Print every line below without adding or leaving out a single word.

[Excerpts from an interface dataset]
....

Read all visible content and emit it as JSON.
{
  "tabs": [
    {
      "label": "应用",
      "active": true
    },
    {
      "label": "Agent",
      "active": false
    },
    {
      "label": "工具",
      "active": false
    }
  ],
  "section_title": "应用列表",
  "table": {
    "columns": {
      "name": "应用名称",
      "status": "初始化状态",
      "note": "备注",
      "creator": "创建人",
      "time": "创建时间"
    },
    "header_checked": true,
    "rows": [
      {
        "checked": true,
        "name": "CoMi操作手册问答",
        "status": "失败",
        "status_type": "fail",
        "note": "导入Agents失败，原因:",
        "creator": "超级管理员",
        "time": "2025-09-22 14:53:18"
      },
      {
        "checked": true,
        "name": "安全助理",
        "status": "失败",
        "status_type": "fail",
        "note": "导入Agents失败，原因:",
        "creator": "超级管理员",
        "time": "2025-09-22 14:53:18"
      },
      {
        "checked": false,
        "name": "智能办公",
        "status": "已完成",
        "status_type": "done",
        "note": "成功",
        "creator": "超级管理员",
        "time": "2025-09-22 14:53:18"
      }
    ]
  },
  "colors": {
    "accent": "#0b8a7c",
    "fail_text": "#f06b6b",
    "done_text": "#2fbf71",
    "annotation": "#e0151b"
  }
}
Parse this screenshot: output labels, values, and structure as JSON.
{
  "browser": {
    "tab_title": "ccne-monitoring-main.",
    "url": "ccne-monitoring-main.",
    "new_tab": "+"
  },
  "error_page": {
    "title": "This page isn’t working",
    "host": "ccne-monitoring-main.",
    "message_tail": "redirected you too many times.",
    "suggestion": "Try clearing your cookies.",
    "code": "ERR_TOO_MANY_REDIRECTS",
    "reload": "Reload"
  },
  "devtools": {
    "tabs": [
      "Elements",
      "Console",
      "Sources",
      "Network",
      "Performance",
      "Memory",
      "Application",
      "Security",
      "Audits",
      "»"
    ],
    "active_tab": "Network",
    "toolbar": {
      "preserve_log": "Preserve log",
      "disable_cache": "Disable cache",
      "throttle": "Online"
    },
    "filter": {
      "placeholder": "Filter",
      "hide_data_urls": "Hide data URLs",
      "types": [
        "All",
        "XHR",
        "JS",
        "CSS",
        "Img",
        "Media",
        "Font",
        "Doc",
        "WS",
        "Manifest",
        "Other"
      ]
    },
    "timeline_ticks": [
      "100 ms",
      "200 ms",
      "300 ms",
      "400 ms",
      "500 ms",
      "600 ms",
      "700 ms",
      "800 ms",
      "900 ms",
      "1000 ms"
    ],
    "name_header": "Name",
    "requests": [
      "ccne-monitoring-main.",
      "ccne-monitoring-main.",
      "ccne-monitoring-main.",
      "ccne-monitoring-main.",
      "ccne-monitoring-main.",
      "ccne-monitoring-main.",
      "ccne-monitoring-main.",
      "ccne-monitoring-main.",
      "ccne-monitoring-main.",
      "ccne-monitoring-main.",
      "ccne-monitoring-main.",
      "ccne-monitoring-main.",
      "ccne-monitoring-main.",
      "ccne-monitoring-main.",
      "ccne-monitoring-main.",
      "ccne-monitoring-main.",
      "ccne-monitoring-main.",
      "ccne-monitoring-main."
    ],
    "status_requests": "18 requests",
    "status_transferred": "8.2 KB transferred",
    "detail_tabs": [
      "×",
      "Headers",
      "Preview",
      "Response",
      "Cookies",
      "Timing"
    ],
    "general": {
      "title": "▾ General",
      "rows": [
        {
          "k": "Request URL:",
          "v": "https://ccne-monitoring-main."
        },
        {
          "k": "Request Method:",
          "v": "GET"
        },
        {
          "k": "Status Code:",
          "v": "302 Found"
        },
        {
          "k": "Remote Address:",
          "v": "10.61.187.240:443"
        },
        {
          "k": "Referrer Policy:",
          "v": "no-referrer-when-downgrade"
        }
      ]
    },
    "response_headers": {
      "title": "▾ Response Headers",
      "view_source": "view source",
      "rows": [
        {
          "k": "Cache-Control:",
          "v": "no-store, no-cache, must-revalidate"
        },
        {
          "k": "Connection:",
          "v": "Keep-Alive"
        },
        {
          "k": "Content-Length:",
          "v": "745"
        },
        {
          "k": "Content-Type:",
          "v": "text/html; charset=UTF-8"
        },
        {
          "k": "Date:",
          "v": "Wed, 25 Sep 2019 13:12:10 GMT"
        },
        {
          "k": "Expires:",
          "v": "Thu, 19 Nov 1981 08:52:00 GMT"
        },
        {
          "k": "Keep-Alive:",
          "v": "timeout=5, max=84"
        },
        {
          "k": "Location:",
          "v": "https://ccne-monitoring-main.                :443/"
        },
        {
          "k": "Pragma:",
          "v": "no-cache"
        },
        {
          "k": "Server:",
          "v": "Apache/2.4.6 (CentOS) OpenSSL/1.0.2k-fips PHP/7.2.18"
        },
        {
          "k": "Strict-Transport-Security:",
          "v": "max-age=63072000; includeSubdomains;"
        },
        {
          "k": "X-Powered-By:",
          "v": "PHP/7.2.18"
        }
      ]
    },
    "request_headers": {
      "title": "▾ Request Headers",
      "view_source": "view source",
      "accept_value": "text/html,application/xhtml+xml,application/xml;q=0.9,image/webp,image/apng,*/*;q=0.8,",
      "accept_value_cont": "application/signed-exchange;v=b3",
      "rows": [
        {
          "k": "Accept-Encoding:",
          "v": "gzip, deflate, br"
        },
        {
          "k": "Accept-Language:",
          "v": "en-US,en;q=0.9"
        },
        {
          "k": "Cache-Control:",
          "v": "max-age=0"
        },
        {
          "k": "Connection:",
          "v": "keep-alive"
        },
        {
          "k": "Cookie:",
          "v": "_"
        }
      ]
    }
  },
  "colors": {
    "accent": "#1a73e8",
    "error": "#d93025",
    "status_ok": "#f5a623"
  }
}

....

Reply:
Read all visible content and emit it as JSON.
{
  "tabs": [
    {
      "label": "应用",
      "active": true
    },
    {
      "label": "Agent",
      "active": false
    },
    {
      "label": "工具",
      "active": false
    }
  ],
  "section_title": "应用列表",
  "table": {
    "columns": {
      "name": "应用名称",
      "status": "初始化状态",
      "note": "备注",
      "creator": "创建人",
      "time": "创建时间"
    },
    "header_checked": true,
    "rows": [
      {
        "checked": true,
        "name": "CoMi操作手册问答",
        "status": "失败",
        "status_type": "fail",
        "note": "导入Agents失败，原因:",
        "creator": "超级管理员",
        "time": "2025-09-22 14:53:18"
      },
      {
        "checked": true,
        "name": "安全助理",
        "status": "失败",
        "status_type": "fail",
        "note": "导入Agents失败，原因:",
        "creator": "超级管理员",
        "time": "2025-09-22 14:53:18"
      },
      {
        "checked": false,
        "name": "智能办公",
        "status": "已完成",
        "status_type": "done",
        "note": "成功",
        "creator": "超级管理员",
        "time": "2025-09-22 14:53:18"
      }
    ]
  },
  "colors": {
    "accent": "#0b8a7c",
    "fail_text": "#f06b6b",
    "done_text": "#2fbf71",
    "annotation": "#e0151b"
  }
}
Parse this screenshot: output labels, values, and structure as JSON.
{
  "browser": {
    "tab_title": "ccne-monitoring-main.",
    "url": "ccne-monitoring-main.",
    "new_tab": "+"
  },
  "error_page": {
    "title": "This page isn’t working",
    "host": "ccne-monitoring-main.",
    "message_tail": "redirected you too many times.",
    "suggestion": "Try clearing your cookies.",
    "code": "ERR_TOO_MANY_REDIRECTS",
    "reload": "Reload"
  },
  "devtools": {
    "tabs": [
      "Elements",
      "Console",
      "Sources",
      "Network",
      "Performance",
      "Memory",
      "Application",
      "Security",
      "Audits",
      "»"
    ],
    "active_tab": "Network",
    "toolbar": {
      "preserve_log": "Preserve log",
      "disable_cache": "Disable cache",
      "throttle": "Online"
    },
    "filter": {
      "placeholder": "Filter",
      "hide_data_urls": "Hide data URLs",
      "types": [
        "All",
        "XHR",
        "JS",
        "CSS",
        "Img",
        "Media",
        "Font",
        "Doc",
        "WS",
        "Manifest",
        "Other"
      ]
    },
    "timeline_ticks": [
      "100 ms",
      "200 ms",
      "300 ms",
      "400 ms",
      "500 ms",
      "600 ms",
      "700 ms",
      "800 ms",
      "900 ms",
      "1000 ms"
    ],
    "name_header": "Name",
    "requests": [
      "ccne-monitoring-main.",
      "ccne-monitoring-main.",
      "ccne-monitoring-main.",
      "ccne-monitoring-main.",
      "ccne-monitoring-main.",
      "ccne-monitoring-main.",
      "ccne-monitoring-main.",
      "ccne-monitoring-main.",
      "ccne-monitoring-main.",
      "ccne-monitoring-main.",
      "ccne-monitoring-main.",
      "ccne-monitoring-main.",
      "ccne-monitoring-main.",
      "ccne-monitoring-main.",
      "ccne-monitoring-main.",
      "ccne-monitoring-main.",
      "ccne-monitoring-main.",
      "ccne-monitoring-main."
    ],
    "status_requests": "18 requests",
    "status_transferred": "8.2 KB transferred",
    "detail_tabs": [
      "×",
      "Headers",
      "Preview",
      "Response",
      "Cookies",
      "Timing"
    ],
    "general": {
      "title": "▾ General",
      "rows": [
        {
          "k": "Request URL:",
          "v": "https://ccne-monitoring-main."
        },
        {
          "k": "Request Method:",
          "v": "GET"
        },
        {
          "k": "Status Code:",
          "v": "302 Found"
        },
        {
          "k": "Remote Address:",
          "v": "10.61.187.240:443"
        },
        {
          "k": "Referrer Policy:",
          "v": "no-referrer-when-downgrade"
        }
      ]
    },
    "response_headers": {
      "title": "▾ Response Headers",
      "view_source": "view source",
      "rows": [
        {
          "k": "Cache-Control:",
          "v": "no-store, no-cache, must-revalidate"
        },
        {
          "k": "Connection:",
          "v": "Keep-Alive"
        },
        {
          "k": "Content-Length:",
          "v": "745"
        },
        {
          "k": "Content-Type:",
          "v": "text/html; charset=UTF-8"
        },
        {
          "k": "Date:",
          "v": "Wed, 25 Sep 2019 13:12:10 GMT"
        },
        {
          "k": "Expires:",
          "v": "Thu, 19 Nov 1981 08:52:00 GMT"
        },
        {
          "k": "Keep-Alive:",
          "v": "timeout=5, max=84"
        },
        {
          "k": "Location:",
          "v": "https://ccne-monitoring-main.                :443/"
        },
        {
          "k": "Pragma:",
          "v": "no-cache"
        },
        {
          "k": "Server:",
          "v": "Apache/2.4.6 (CentOS) OpenSSL/1.0.2k-fips PHP/7.2.18"
        },
        {
          "k": "Strict-Transport-Security:",
          "v": "max-age=63072000; includeSubdomains;"
        },
        {
          "k": "X-Powered-By:",
          "v": "PHP/7.2.18"
        }
      ]
    },
    "request_headers": {
      "title": "▾ Request Headers",
      "view_source": "view source",
      "accept_value": "text/html,application/xhtml+xml,application/xml;q=0.9,image/webp,image/apng,*/*;q=0.8,",
      "accept_value_cont": "application/signed-exchange;v=b3",
      "rows": [
        {
          "k": "Accept-Encoding:",
          "v": "gzip, deflate, br"
        },
        {
          "k": "Accept-Language:",
          "v": "en-US,en;q=0.9"
        },
        {
          "k": "Cache-Control:",
          "v": "max-age=0"
        },
        {
          "k": "Connection:",
          "v": "keep-alive"
        },
        {
          "k": "Cookie:",
          "v": "_"
        }
      ]
    }
  },
  "colors": {
    "accent": "#1a73e8",
    "error": "#d93025",
    "status_ok": "#f5a623"
  }
}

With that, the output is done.